## Required action
Write out the whole listing below so that every line matches exactly.

## Data supplied
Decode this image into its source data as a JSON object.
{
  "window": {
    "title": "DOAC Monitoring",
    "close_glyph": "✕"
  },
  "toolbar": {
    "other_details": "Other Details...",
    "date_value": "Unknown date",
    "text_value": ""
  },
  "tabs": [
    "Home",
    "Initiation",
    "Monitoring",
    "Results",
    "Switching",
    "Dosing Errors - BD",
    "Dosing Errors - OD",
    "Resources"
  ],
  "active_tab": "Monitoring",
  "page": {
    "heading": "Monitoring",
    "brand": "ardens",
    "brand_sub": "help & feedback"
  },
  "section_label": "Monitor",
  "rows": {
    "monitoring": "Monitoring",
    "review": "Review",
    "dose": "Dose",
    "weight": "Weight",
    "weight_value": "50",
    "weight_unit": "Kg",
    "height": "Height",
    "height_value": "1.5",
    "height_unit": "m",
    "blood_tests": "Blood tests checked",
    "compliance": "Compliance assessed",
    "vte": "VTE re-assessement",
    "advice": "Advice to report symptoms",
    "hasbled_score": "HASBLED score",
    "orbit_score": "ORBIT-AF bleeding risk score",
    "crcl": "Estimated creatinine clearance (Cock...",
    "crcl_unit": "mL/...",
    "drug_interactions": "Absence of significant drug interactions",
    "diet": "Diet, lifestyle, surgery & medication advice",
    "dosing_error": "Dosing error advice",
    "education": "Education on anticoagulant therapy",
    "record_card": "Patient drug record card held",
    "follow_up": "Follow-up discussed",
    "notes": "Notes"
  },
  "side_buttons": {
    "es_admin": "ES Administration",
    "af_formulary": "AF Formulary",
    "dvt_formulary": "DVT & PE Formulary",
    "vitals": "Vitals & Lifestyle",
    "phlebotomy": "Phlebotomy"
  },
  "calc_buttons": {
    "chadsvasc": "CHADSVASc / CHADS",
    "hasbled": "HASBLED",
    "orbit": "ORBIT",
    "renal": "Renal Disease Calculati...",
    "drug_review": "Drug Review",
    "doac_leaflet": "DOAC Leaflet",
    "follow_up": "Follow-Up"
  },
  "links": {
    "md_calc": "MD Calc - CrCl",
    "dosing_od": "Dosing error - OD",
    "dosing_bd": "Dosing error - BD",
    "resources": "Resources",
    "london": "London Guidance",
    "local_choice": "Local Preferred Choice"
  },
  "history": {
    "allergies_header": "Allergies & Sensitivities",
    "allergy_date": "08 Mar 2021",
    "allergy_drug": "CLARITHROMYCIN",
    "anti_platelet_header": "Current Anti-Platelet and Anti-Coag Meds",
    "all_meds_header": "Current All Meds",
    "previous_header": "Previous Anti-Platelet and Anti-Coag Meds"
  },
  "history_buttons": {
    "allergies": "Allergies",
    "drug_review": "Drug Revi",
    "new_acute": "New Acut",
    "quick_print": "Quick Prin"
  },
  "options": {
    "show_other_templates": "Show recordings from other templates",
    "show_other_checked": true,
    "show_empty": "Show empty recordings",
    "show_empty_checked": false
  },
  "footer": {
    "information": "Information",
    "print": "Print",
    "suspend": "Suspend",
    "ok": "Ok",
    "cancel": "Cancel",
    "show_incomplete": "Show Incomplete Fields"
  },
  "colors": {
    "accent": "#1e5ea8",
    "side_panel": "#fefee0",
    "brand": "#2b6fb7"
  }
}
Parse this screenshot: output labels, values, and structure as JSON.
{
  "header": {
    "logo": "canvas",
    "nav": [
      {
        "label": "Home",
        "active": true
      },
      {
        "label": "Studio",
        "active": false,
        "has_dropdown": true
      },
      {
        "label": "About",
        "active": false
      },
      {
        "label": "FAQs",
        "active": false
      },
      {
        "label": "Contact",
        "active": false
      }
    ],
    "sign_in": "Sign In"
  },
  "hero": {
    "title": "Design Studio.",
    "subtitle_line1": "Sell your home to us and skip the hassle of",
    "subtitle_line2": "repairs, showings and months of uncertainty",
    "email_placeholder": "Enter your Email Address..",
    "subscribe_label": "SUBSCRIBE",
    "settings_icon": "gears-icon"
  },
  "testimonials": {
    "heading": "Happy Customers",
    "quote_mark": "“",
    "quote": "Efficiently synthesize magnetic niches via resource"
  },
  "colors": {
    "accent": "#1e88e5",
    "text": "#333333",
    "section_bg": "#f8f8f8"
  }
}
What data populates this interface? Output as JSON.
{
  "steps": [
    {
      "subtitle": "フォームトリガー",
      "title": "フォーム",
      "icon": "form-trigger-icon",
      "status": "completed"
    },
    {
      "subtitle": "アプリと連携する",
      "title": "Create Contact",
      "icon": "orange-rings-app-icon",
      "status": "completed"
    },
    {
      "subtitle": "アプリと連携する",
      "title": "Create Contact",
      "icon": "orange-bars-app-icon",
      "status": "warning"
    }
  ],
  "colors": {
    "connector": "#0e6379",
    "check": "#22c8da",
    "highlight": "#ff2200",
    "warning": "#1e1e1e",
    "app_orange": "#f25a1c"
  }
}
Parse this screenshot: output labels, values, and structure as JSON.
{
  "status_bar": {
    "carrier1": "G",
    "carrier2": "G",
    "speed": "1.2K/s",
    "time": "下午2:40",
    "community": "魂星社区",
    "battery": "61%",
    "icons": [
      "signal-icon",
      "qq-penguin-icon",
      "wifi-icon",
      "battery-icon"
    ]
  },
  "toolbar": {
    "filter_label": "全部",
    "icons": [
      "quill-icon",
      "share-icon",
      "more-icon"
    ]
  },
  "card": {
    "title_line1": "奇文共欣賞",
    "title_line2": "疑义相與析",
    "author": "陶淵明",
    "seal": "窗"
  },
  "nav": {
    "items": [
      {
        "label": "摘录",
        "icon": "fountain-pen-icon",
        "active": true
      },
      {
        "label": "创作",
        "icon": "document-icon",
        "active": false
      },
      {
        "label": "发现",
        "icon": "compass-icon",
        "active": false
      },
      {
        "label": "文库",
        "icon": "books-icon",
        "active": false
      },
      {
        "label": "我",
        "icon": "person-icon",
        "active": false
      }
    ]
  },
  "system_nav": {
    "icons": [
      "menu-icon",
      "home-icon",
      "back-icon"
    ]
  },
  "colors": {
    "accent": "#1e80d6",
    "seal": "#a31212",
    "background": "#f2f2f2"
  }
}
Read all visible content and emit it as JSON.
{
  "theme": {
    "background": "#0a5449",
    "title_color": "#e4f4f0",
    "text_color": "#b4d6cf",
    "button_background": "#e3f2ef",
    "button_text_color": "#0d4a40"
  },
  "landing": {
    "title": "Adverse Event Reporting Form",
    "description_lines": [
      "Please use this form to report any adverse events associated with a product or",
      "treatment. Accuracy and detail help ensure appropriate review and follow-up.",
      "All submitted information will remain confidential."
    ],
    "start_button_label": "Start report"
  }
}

## Exercise result
Decode this image into its source data as a JSON object.
{
  "window": {
    "title": "DOAC Monitoring",
    "close_glyph": "✕"
  },
  "toolbar": {
    "other_details": "Other Details...",
    "date_value": "Unknown date",
    "text_value": ""
  },
  "tabs": [
    "Home",
    "Initiation",
    "Monitoring",
    "Results",
    "Switching",
    "Dosing Errors - BD",
    "Dosing Errors - OD",
    "Resources"
  ],
  "active_tab": "Monitoring",
  "page": {
    "heading": "Monitoring",
    "brand": "ardens",
    "brand_sub": "help & feedback"
  },
  "section_label": "Monitor",
  "rows": {
    "monitoring": "Monitoring",
    "review": "Review",
    "dose": "Dose",
    "weight": "Weight",
    "weight_value": "50",
    "weight_unit": "Kg",
    "height": "Height",
    "height_value": "1.5",
    "height_unit": "m",
    "blood_tests": "Blood tests checked",
    "compliance": "Compliance assessed",
    "vte": "VTE re-assessement",
    "advice": "Advice to report symptoms",
    "hasbled_score": "HASBLED score",
    "orbit_score": "ORBIT-AF bleeding risk score",
    "crcl": "Estimated creatinine clearance (Cock...",
    "crcl_unit": "mL/...",
    "drug_interactions": "Absence of significant drug interactions",
    "diet": "Diet, lifestyle, surgery & medication advice",
    "dosing_error": "Dosing error advice",
    "education": "Education on anticoagulant therapy",
    "record_card": "Patient drug record card held",
    "follow_up": "Follow-up discussed",
    "notes": "Notes"
  },
  "side_buttons": {
    "es_admin": "ES Administration",
    "af_formulary": "AF Formulary",
    "dvt_formulary": "DVT & PE Formulary",
    "vitals": "Vitals & Lifestyle",
    "phlebotomy": "Phlebotomy"
  },
  "calc_buttons": {
    "chadsvasc": "CHADSVASc / CHADS",
    "hasbled": "HASBLED",
    "orbit": "ORBIT",
    "renal": "Renal Disease Calculati...",
    "drug_review": "Drug Review",
    "doac_leaflet": "DOAC Leaflet",
    "follow_up": "Follow-Up"
  },
  "links": {
    "md_calc": "MD Calc - CrCl",
    "dosing_od": "Dosing error - OD",
    "dosing_bd": "Dosing error - BD",
    "resources": "Resources",
    "london": "London Guidance",
    "local_choice": "Local Preferred Choice"
  },
  "history": {
    "allergies_header": "Allergies & Sensitivities",
    "allergy_date": "08 Mar 2021",
    "allergy_drug": "CLARITHROMYCIN",
    "anti_platelet_header": "Current Anti-Platelet and Anti-Coag Meds",
    "all_meds_header": "Current All Meds",
    "previous_header": "Previous Anti-Platelet and Anti-Coag Meds"
  },
  "history_buttons": {
    "allergies": "Allergies",
    "drug_review": "Drug Revi",
    "new_acute": "New Acut",
    "quick_print": "Quick Prin"
  },
  "options": {
    "show_other_templates": "Show recordings from other templates",
    "show_other_checked": true,
    "show_empty": "Show empty recordings",
    "show_empty_checked": false
  },
  "footer": {
    "information": "Information",
    "print": "Print",
    "suspend": "Suspend",
    "ok": "Ok",
    "cancel": "Cancel",
    "show_incomplete": "Show Incomplete Fields"
  },
  "colors": {
    "accent": "#1e5ea8",
    "side_panel": "#fefee0",
    "brand": "#2b6fb7"
  }
}
Parse this screenshot: output labels, values, and structure as JSON.
{
  "header": {
    "logo": "canvas",
    "nav": [
      {
        "label": "Home",
        "active": true
      },
      {
        "label": "Studio",
        "active": false,
        "has_dropdown": true
      },
      {
        "label": "About",
        "active": false
      },
      {
        "label": "FAQs",
        "active": false
      },
      {
        "label": "Contact",
        "active": false
      }
    ],
    "sign_in": "Sign In"
  },
  "hero": {
    "title": "Design Studio.",
    "subtitle_line1": "Sell your home to us and skip the hassle of",
    "subtitle_line2": "repairs, showings and months of uncertainty",
    "email_placeholder": "Enter your Email Address..",
    "subscribe_label": "SUBSCRIBE",
    "settings_icon": "gears-icon"
  },
  "testimonials": {
    "heading": "Happy Customers",
    "quote_mark": "“",
    "quote": "Efficiently synthesize magnetic niches via resource"
  },
  "colors": {
    "accent": "#1e88e5",
    "text": "#333333",
    "section_bg": "#f8f8f8"
  }
}
What data populates this interface? Output as JSON.
{
  "steps": [
    {
      "subtitle": "フォームトリガー",
      "title": "フォーム",
      "icon": "form-trigger-icon",
      "status": "completed"
    },
    {
      "subtitle": "アプリと連携する",
      "title": "Create Contact",
      "icon": "orange-rings-app-icon",
      "status": "completed"
    },
    {
      "subtitle": "アプリと連携する",
      "title": "Create Contact",
      "icon": "orange-bars-app-icon",
      "status": "warning"
    }
  ],
  "colors": {
    "connector": "#0e6379",
    "check": "#22c8da",
    "highlight": "#ff2200",
    "warning": "#1e1e1e",
    "app_orange": "#f25a1c"
  }
}
Parse this screenshot: output labels, values, and structure as JSON.
{
  "status_bar": {
    "carrier1": "G",
    "carrier2": "G",
    "speed": "1.2K/s",
    "time": "下午2:40",
    "community": "魂星社区",
    "battery": "61%",
    "icons": [
      "signal-icon",
      "qq-penguin-icon",
      "wifi-icon",
      "battery-icon"
    ]
  },
  "toolbar": {
    "filter_label": "全部",
    "icons": [
      "quill-icon",
      "share-icon",
      "more-icon"
    ]
  },
  "card": {
    "title_line1": "奇文共欣賞",
    "title_line2": "疑义相與析",
    "author": "陶淵明",
    "seal": "窗"
  },
  "nav": {
    "items": [
      {
        "label": "摘录",
        "icon": "fountain-pen-icon",
        "active": true
      },
      {
        "label": "创作",
        "icon": "document-icon",
        "active": false
      },
      {
        "label": "发现",
        "icon": "compass-icon",
        "active": false
      },
      {
        "label": "文库",
        "icon": "books-icon",
        "active": false
      },
      {
        "label": "我",
        "icon": "person-icon",
        "active": false
      }
    ]
  },
  "system_nav": {
    "icons": [
      "menu-icon",
      "home-icon",
      "back-icon"
    ]
  },
  "colors": {
    "accent": "#1e80d6",
    "seal": "#a31212",
    "background": "#f2f2f2"
  }
}
Read all visible content and emit it as JSON.
{
  "theme": {
    "background": "#0a5449",
    "title_color": "#e4f4f0",
    "text_color": "#b4d6cf",
    "button_background": "#e3f2ef",
    "button_text_color": "#0d4a40"
  },
  "landing": {
    "title": "Adverse Event Reporting Form",
    "description_lines": [
      "Please use this form to report any adverse events associated with a product or",
      "treatment. Accuracy and detail help ensure appropriate review and follow-up.",
      "All submitted information will remain confidential."
    ],
    "start_button_label": "Start report"
  }
}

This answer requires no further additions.